### Exercise objective
Find and copy each line of the records where the string "placeholder" shows up.

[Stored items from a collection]

§ §

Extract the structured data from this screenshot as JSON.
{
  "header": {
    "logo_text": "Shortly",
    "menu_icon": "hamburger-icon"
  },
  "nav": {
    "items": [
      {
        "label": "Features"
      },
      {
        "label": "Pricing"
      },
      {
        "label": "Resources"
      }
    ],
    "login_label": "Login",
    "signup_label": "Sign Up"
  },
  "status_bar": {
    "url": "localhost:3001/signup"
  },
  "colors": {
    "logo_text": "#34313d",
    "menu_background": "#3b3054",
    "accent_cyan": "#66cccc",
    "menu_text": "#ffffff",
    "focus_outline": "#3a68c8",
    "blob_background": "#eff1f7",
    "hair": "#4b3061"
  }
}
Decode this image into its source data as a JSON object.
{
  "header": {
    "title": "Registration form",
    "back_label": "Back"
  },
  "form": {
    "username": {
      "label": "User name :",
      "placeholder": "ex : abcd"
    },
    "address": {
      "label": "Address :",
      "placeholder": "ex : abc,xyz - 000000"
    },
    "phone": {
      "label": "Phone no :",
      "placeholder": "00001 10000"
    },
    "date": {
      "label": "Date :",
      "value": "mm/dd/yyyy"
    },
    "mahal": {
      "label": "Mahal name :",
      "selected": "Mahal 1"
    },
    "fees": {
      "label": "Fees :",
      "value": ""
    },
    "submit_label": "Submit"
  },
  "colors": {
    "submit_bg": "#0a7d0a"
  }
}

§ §

### Your response
      "placeholder": "ex : abcd"
      "placeholder": "ex : abc,xyz - 000000"
      "placeholder": "00001 10000"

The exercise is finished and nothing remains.